In this webinar Syilx/Okanagan Nation Elders Chris Marchand and Eric Mitchell, along with their daughter, Vanessa Mitchell, Interior Health will share their experience and perspectives on the importance of Indigenous history in education. A panel of UBC Okanagan faculty from the School of Engineering and the Faculty of Creative and Critical Studies will share presentations on the importance of Indigenous history across the disciplines, how they approach embedding Indigenous history into their teaching, and how faculty can learn more about Indigenous histories and its relevance and importance to different disciplines.
The presentations will be followed by a moderated Q&A
Indigenous Perspectives, Science and Systemic Racism
In part two of a three-part series discussing systemic racism in science, panelists Elder Albert Marshall, Mi’kmaw Nation; Dr. Jeannette Armstrong, Canada Research Chair in Okanagan Indigenous Knowledge and Philosophy, UBC Okanagan; and Aaron Prosper, graduate student, UPEI & project manager of the Nova Scotia Mi’kmaw Nation Cancer Care Strategy, led a discussion on Indigenous Perspectives and Science and Systemic Racism.
THE IMPORTANCE OF STEM EDUCATION FOR INDIGENOUS YOUTH IN CANADA
Panellists Dr. Jane Philpott, Dean of the Faculty of Health Sciences and Director of the School of Medicine at Queen’s University and Dr. Jason Pennington, Assistant Professor, General Surgery at the University of Toronto discussed the importance of STEM education for Indigenous youth in Canada. This webinar included a dynamic and engaging q&a session moderated by Ian Foulds, Principal’s Research Chair – Indigenous Reconciliation in Engineering (Tier 1), UBC Okanagan.
The Right to Be Cold: One Woman’s Story of Protecting Her Culture, the Arctic and the Whole Planet
UBC Sustainability’s climate justice webinar series hosted a conversation with Shelia Watt-Cloutier on The Right to Be Cold – a culmination of her regional, national, and international work over the last twenty-five years – exploring the parallels between safeguarding the Arctic and the survival of Inuit culture, of which her own background is such an extraordinary example.
Indigenous Strategic Plan
The Indigenous Strategic Plan (ISP) was created with input from more than 2,500 students, faculty and staff across both campuses, including Indigenous students, faculty and staff, and Indigenous community partners. The ISP is a living document and will be reviewed every three years in consultation with the UBC community and our Indigenous partners.
The ISP sets out a series of eight goals and 43 actions the university will collectively take in order to advance our vision of becoming a leading university globally in the implementation of Indigenous peoples’ human rights.

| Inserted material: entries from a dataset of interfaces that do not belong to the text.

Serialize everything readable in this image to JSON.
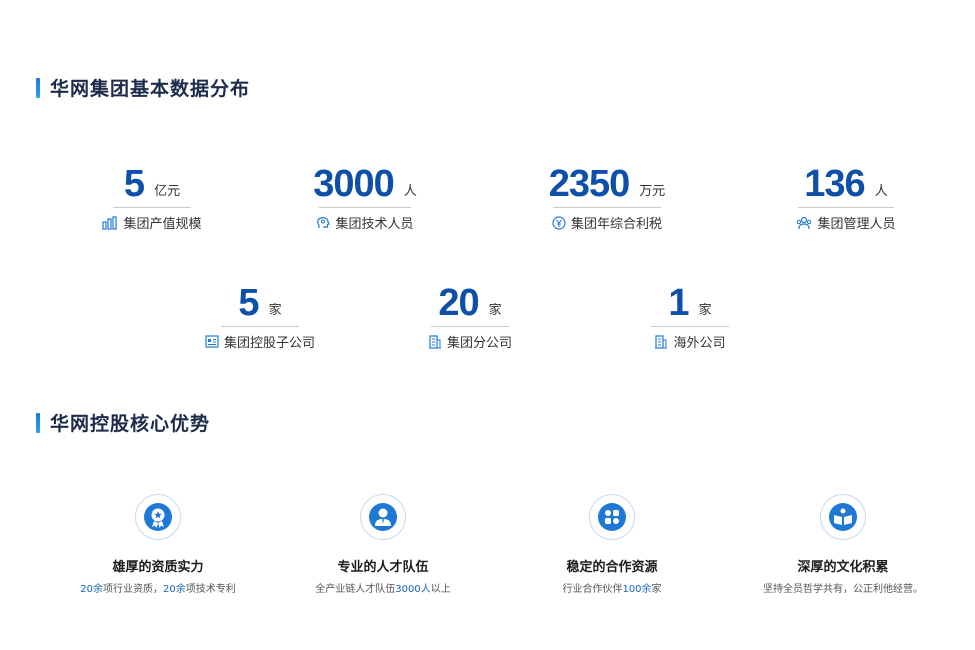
{
  "section1": {
    "title": "华网集团基本数据分布"
  },
  "stats_row1": [
    {
      "value": "5",
      "unit": "亿元",
      "label": "集团产值规模",
      "icon": "building-chart-icon"
    },
    {
      "value": "3000",
      "unit": "人",
      "label": "集团技术人员",
      "icon": "head-brain-icon"
    },
    {
      "value": "2350",
      "unit": "万元",
      "label": "集团年综合利税",
      "icon": "coin-circle-icon"
    },
    {
      "value": "136",
      "unit": "人",
      "label": "集团管理人员",
      "icon": "people-group-icon"
    }
  ],
  "stats_row2": [
    {
      "value": "5",
      "unit": "家",
      "label": "集团控股子公司",
      "icon": "id-card-icon"
    },
    {
      "value": "20",
      "unit": "家",
      "label": "集团分公司",
      "icon": "office-building-icon"
    },
    {
      "value": "1",
      "unit": "家",
      "label": "海外公司",
      "icon": "office-building-icon"
    }
  ],
  "section2": {
    "title": "华网控股核心优势"
  },
  "advantages": [
    {
      "title": "雄厚的资质实力",
      "desc_parts": [
        {
          "t": "20余",
          "hl": true
        },
        {
          "t": "项行业资质，",
          "hl": false
        },
        {
          "t": "20余",
          "hl": true
        },
        {
          "t": "项技术专利",
          "hl": false
        }
      ],
      "icon": "award-medal-icon"
    },
    {
      "title": "专业的人才队伍",
      "desc_parts": [
        {
          "t": "全产业链人才队伍",
          "hl": false
        },
        {
          "t": "3000人",
          "hl": true
        },
        {
          "t": "以上",
          "hl": false
        }
      ],
      "icon": "person-suit-icon"
    },
    {
      "title": "稳定的合作资源",
      "desc_parts": [
        {
          "t": "行业合作伙伴",
          "hl": false
        },
        {
          "t": "100余",
          "hl": true
        },
        {
          "t": "家",
          "hl": false
        }
      ],
      "icon": "four-leaf-grid-icon"
    },
    {
      "title": "深厚的文化积累",
      "desc_parts": [
        {
          "t": "坚持全员哲学共有，公正利他经营。",
          "hl": false
        }
      ],
      "icon": "open-book-icon"
    }
  ],
  "colors": {
    "accent": "#0d4fa9",
    "title": "#1c2b4a",
    "highlight": "#1565c0",
    "icon": "#1e7ad8"
  }
}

For inquiries, contact the Office of Indigenous Strategic Initiatives, firstname.lastname@example.org.
ISP Implementation Toolkit
UBC has begun to implement its Indigenous Strategic Plan, taking a leading role in the advancement of Indigenous peoples’ human rights. To help guide the implementation of the ISP, the Office of Indigenous Strategic Initiatives has developed a set of tools that units can use to help situate themselves in relation to Indigenous engagement and to start aligning their work with the Plan.
UBC Plans & Reports
- Inclusion Action Plan
- Indigenous Strategic Plan
- Shaping UBC’s Next Century
- Truth and Reconciliation Declarations – 2020 Annual Report
UBC Programs & Contacts
OKANAGAN Resources and contacts
Learn more about Indigenous history and Indigenous nations and community groups in the Okanagan.
- Confederated Tribes of the Colville
- En’owkin Centre
- Ki-Low-Na Friendship Society
- Lower Similkameen Indian Band
- Okanagan Indian Band
- Osoyoos Indian Band
- Penticton Indian Band
- Syilx Okanagan Alliance
- Upper Nicola Band
- Westbank First Nation
Does your organization have events taking place for Indigenous History Month? Please email us to be added to this list.